● TO DO: In how many lines of the records below does the word "Standard" appear? Answer with the number alone.
*** TASK DATA ***
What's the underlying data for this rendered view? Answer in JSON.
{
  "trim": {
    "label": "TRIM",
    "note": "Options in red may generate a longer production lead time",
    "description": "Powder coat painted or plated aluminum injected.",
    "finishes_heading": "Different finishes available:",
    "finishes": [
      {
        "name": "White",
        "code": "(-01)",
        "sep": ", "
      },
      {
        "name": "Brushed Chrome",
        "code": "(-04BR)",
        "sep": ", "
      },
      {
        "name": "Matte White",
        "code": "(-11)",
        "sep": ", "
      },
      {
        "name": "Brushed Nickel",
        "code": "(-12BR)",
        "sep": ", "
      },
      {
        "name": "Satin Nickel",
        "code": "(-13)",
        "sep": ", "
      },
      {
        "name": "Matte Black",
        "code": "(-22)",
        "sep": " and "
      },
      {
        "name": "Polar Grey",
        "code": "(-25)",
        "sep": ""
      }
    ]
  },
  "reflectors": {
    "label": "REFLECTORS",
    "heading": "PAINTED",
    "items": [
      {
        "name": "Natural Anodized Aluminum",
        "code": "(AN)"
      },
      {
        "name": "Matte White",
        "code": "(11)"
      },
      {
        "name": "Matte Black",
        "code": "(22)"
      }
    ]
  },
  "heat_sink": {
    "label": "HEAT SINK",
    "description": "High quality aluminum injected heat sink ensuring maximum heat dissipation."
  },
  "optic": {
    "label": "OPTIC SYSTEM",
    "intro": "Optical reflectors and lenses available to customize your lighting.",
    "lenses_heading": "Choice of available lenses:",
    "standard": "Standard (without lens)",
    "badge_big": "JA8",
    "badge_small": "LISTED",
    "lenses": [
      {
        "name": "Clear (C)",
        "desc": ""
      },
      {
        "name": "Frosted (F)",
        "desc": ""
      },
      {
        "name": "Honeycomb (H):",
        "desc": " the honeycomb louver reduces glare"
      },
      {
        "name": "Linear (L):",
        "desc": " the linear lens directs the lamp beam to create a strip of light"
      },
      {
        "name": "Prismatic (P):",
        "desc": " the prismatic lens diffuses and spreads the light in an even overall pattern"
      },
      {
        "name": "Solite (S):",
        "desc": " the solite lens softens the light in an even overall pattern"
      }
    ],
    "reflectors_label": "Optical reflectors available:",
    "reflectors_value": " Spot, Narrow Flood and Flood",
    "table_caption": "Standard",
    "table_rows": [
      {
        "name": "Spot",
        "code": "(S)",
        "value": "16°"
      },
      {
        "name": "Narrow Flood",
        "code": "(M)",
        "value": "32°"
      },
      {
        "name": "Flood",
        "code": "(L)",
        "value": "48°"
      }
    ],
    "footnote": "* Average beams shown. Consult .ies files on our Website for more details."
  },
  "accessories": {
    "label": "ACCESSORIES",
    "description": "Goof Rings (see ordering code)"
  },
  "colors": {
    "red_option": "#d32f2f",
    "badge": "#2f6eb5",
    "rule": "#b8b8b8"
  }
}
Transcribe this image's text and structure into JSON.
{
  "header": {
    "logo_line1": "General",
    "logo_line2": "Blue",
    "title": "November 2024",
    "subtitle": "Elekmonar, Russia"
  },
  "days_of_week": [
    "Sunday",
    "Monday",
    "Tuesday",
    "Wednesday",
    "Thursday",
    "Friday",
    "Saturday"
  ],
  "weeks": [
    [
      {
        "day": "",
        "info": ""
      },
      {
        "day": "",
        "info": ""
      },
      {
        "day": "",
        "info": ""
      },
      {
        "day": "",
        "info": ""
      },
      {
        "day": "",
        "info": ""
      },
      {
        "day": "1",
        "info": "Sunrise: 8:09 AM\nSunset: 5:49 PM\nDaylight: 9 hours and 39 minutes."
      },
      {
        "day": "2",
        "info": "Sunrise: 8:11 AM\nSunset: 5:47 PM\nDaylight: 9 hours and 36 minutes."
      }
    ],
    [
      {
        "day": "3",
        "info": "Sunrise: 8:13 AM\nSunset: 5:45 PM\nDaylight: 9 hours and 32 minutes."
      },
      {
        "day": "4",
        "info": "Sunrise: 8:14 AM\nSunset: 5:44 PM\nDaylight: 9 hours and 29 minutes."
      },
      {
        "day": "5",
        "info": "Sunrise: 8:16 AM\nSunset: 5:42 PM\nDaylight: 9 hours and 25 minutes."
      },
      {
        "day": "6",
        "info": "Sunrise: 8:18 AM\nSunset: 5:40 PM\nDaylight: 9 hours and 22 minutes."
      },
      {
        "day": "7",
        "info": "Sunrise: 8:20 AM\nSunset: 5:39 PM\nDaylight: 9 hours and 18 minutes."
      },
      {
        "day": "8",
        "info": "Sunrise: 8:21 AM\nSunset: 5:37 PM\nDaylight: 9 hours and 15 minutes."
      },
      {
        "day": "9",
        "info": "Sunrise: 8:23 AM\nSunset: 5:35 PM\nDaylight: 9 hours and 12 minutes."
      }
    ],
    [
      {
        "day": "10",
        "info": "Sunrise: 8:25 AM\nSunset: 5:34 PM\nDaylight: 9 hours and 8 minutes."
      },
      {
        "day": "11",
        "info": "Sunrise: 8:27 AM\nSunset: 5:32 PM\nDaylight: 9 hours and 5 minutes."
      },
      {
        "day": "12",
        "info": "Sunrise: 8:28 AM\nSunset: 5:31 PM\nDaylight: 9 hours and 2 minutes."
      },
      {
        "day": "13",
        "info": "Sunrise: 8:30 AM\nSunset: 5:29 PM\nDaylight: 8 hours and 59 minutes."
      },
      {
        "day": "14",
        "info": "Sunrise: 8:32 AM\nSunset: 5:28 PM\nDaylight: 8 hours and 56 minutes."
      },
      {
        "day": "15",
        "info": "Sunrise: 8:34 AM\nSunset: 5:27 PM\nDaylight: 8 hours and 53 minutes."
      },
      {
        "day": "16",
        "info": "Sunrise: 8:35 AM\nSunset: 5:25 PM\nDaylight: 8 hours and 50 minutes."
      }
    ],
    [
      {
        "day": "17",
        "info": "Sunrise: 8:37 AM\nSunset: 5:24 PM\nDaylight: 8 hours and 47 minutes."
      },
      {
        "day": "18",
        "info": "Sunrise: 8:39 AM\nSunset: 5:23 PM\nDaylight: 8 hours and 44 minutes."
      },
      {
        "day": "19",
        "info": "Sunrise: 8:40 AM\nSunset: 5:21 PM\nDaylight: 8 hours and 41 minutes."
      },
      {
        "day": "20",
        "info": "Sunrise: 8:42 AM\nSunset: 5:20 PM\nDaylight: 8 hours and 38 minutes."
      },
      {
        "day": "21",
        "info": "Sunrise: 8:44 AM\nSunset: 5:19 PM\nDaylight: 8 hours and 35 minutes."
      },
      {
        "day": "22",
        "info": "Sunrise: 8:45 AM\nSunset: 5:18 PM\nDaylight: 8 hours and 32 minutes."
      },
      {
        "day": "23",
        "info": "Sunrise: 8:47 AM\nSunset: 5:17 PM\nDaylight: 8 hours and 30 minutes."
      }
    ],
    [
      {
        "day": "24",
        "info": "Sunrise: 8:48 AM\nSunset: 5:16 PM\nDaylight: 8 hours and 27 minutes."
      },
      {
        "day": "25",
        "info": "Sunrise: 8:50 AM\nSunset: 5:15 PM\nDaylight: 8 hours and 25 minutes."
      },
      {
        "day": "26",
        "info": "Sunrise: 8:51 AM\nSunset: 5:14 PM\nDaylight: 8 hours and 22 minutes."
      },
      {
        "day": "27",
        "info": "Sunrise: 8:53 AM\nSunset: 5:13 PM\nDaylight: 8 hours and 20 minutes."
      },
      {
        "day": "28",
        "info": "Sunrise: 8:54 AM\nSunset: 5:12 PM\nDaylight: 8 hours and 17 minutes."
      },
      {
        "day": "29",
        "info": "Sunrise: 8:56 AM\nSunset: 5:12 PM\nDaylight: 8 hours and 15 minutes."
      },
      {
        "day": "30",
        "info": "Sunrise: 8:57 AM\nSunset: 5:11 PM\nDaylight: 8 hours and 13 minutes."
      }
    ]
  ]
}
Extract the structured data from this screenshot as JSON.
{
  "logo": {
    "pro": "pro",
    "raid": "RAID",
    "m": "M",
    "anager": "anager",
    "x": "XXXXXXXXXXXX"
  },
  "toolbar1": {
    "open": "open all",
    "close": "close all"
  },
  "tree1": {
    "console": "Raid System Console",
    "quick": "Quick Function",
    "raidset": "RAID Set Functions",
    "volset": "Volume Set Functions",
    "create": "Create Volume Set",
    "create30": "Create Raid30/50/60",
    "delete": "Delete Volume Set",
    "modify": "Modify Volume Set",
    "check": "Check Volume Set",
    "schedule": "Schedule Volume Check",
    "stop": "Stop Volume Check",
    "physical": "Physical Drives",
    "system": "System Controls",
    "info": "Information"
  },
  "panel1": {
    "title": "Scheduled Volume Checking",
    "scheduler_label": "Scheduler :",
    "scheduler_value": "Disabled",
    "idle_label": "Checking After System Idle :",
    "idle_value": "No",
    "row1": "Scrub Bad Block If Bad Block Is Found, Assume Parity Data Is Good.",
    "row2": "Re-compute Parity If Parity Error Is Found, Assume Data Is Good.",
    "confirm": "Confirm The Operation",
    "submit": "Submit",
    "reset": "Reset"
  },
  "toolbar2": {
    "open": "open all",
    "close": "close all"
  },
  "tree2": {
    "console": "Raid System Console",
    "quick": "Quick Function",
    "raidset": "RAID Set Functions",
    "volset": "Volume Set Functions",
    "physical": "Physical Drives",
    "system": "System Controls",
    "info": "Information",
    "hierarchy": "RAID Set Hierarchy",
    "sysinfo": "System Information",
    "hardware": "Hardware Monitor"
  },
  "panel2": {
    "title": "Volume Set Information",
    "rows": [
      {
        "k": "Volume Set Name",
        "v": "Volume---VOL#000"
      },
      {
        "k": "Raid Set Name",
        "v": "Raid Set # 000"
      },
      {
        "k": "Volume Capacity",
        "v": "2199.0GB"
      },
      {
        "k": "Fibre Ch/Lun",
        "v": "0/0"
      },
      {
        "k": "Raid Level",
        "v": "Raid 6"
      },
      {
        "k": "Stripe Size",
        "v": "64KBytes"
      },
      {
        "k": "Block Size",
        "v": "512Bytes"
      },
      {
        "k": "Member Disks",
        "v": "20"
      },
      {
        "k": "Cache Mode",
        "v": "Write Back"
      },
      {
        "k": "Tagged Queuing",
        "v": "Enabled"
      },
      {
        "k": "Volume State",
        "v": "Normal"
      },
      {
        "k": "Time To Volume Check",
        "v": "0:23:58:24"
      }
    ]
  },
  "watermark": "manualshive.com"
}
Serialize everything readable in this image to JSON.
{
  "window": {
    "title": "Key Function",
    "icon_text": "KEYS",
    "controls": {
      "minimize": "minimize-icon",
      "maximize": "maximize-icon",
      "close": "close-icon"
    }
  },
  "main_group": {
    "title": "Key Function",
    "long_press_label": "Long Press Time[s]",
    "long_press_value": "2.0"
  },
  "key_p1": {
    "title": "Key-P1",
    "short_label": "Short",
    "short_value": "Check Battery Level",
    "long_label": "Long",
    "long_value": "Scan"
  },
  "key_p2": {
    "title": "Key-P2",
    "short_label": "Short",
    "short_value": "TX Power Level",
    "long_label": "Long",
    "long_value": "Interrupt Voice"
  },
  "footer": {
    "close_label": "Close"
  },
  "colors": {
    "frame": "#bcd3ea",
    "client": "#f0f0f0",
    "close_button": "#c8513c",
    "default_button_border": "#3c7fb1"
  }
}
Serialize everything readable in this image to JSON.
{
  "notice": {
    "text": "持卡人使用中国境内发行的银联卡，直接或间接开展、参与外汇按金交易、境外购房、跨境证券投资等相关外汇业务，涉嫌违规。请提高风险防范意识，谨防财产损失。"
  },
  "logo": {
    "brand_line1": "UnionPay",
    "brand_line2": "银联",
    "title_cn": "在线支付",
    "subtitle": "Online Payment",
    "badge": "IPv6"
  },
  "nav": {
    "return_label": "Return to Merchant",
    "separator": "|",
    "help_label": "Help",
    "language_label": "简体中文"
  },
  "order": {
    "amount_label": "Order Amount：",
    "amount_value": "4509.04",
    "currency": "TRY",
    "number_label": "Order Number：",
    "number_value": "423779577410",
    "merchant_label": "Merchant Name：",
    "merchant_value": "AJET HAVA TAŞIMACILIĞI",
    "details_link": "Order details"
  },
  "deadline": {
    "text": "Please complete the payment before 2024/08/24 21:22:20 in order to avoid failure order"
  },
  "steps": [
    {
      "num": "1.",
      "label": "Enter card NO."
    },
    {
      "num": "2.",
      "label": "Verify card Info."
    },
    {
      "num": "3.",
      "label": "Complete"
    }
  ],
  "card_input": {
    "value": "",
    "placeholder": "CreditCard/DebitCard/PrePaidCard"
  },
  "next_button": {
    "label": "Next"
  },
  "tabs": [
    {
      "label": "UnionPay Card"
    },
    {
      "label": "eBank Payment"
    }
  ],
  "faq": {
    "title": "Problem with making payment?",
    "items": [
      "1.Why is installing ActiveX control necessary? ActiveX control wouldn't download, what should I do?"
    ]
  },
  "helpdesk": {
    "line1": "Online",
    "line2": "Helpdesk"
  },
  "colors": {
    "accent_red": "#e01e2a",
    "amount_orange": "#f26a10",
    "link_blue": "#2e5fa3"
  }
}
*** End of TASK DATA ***
● RESPONSE: 2